What the exercise asks. Down to the last line, restate the records word for word, but not the pictures.

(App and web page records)
'''

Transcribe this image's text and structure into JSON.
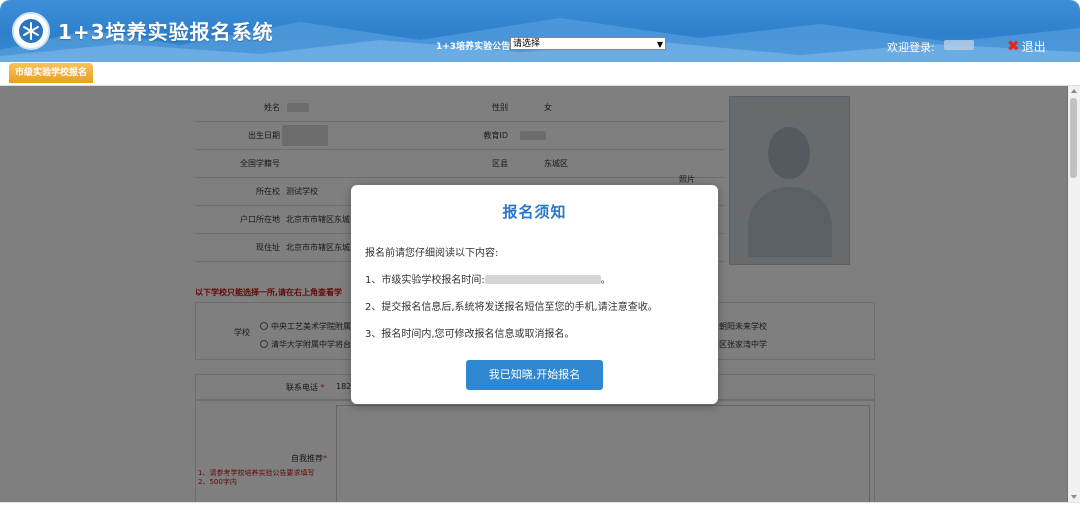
{
  "header": {
    "system_title": "1+3培养实验报名系统",
    "announcement_label": "1+3培养实验公告:",
    "announcement_select_value": "请选择",
    "welcome_text": "欢迎登录:",
    "logout_label": "退出"
  },
  "tabs": [
    {
      "label": "市级实验学校报名"
    }
  ],
  "form": {
    "name_label": "姓名",
    "gender_label": "性别",
    "gender_value": "女",
    "birth_label": "出生日期",
    "eduid_label": "教育ID",
    "student_no_label": "全国学籍号",
    "district_label": "区县",
    "district_value": "东城区",
    "school_label": "所在校",
    "school_value": "测试学校",
    "hukou_label": "户口所在地",
    "hukou_value": "北京市市辖区东城",
    "address_label": "现住址",
    "address_value": "北京市市辖区东城",
    "photo_label": "照片",
    "red_notice": "以下学校只能选择一所,请在右上角查看学",
    "school_choice_label": "学校",
    "school_options": [
      "中央工艺美术学院附属",
      "清华大学附属中学将台",
      "朝阳未来学校",
      "区张家湾中学"
    ],
    "phone_label": "联系电话",
    "phone_value": "182",
    "self_intro_label": "自我推荐",
    "self_intro_note_1": "1、请参考学校培养实验公告要求填写",
    "self_intro_note_2": "2、500字内"
  },
  "modal": {
    "title": "报名须知",
    "intro": "报名前请您仔细阅读以下内容:",
    "item1_prefix": "1、市级实验学校报名时间:",
    "item1_suffix": "。",
    "item2": "2、提交报名信息后,系统将发送报名短信至您的手机,请注意查收。",
    "item3": "3、报名时间内,您可修改报名信息或取消报名。",
    "confirm_button": "我已知晓,开始报名"
  },
  "colors": {
    "header_blue": "#2f80cc",
    "tab_orange": "#e9a020",
    "modal_title_blue": "#2a77c9",
    "button_blue": "#2f86d1",
    "logout_red": "#e8261c"
  },
  "icons": {
    "logo": "snowflake-emblem-icon",
    "logout": "close-x-icon"
  }
}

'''

Problem solution.
Transcribe this image's text and structure into JSON.
{
  "header": {
    "system_title": "1+3培养实验报名系统",
    "announcement_label": "1+3培养实验公告:",
    "announcement_select_value": "请选择",
    "welcome_text": "欢迎登录:",
    "logout_label": "退出"
  },
  "tabs": [
    {
      "label": "市级实验学校报名"
    }
  ],
  "form": {
    "name_label": "姓名",
    "gender_label": "性别",
    "gender_value": "女",
    "birth_label": "出生日期",
    "eduid_label": "教育ID",
    "student_no_label": "全国学籍号",
    "district_label": "区县",
    "district_value": "东城区",
    "school_label": "所在校",
    "school_value": "测试学校",
    "hukou_label": "户口所在地",
    "hukou_value": "北京市市辖区东城",
    "address_label": "现住址",
    "address_value": "北京市市辖区东城",
    "photo_label": "照片",
    "red_notice": "以下学校只能选择一所,请在右上角查看学",
    "school_choice_label": "学校",
    "school_options": [
      "中央工艺美术学院附属",
      "清华大学附属中学将台",
      "朝阳未来学校",
      "区张家湾中学"
    ],
    "phone_label": "联系电话",
    "phone_value": "182",
    "self_intro_label": "自我推荐",
    "self_intro_note_1": "1、请参考学校培养实验公告要求填写",
    "self_intro_note_2": "2、500字内"
  },
  "modal": {
    "title": "报名须知",
    "intro": "报名前请您仔细阅读以下内容:",
    "item1_prefix": "1、市级实验学校报名时间:",
    "item1_suffix": "。",
    "item2": "2、提交报名信息后,系统将发送报名短信至您的手机,请注意查收。",
    "item3": "3、报名时间内,您可修改报名信息或取消报名。",
    "confirm_button": "我已知晓,开始报名"
  },
  "colors": {
    "header_blue": "#2f80cc",
    "tab_orange": "#e9a020",
    "modal_title_blue": "#2a77c9",
    "button_blue": "#2f86d1",
    "logout_red": "#e8261c"
  },
  "icons": {
    "logo": "snowflake-emblem-icon",
    "logout": "close-x-icon"
  }
}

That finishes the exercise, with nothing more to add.